Prompt | Tally the lines in the records underneath that contain the string "reboot", and state the figure by itself.

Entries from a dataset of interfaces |
_ _ _ _ _ _ _

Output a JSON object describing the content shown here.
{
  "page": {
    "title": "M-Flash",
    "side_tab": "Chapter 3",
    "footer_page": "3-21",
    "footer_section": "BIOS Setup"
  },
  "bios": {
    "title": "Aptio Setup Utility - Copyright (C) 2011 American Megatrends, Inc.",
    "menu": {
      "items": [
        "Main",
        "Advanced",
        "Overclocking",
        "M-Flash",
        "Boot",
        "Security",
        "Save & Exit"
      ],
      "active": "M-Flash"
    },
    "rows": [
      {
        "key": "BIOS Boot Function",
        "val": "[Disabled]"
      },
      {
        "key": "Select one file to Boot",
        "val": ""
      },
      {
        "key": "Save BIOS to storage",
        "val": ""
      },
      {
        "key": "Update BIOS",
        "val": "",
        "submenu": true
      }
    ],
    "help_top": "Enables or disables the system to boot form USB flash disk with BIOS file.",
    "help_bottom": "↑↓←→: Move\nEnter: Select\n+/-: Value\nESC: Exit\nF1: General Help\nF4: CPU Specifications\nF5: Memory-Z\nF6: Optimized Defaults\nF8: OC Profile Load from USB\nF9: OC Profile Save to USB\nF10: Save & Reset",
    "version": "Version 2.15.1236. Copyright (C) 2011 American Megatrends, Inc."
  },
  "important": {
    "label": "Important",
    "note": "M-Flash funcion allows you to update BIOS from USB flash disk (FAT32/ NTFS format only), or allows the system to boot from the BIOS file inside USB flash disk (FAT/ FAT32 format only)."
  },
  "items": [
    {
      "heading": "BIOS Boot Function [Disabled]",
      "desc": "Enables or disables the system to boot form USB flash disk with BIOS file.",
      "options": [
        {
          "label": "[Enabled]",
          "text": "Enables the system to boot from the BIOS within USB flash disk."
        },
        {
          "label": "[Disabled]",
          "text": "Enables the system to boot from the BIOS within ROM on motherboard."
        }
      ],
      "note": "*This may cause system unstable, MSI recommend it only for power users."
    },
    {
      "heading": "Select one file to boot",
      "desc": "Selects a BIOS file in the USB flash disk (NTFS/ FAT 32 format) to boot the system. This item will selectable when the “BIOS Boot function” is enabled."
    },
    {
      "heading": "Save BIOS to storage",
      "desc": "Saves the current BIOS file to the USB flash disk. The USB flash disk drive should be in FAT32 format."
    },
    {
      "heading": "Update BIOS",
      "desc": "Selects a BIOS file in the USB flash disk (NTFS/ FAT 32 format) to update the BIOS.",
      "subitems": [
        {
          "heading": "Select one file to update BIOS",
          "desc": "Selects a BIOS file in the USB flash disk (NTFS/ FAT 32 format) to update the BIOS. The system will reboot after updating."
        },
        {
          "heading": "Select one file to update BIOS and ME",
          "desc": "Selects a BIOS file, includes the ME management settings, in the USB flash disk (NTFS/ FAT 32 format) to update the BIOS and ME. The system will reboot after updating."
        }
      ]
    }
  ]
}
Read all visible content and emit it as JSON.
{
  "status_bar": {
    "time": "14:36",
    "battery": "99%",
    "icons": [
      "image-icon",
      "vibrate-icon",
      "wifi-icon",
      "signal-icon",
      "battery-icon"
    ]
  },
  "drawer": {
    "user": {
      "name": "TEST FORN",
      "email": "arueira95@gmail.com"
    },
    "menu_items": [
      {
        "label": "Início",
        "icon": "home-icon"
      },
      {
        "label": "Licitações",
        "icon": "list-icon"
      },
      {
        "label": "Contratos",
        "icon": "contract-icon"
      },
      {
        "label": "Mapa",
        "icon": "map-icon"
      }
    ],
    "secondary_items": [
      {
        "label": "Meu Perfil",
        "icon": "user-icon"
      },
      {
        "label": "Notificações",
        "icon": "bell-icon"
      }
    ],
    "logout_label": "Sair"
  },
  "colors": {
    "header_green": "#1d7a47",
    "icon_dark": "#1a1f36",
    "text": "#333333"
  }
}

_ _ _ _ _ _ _

Your solution | 2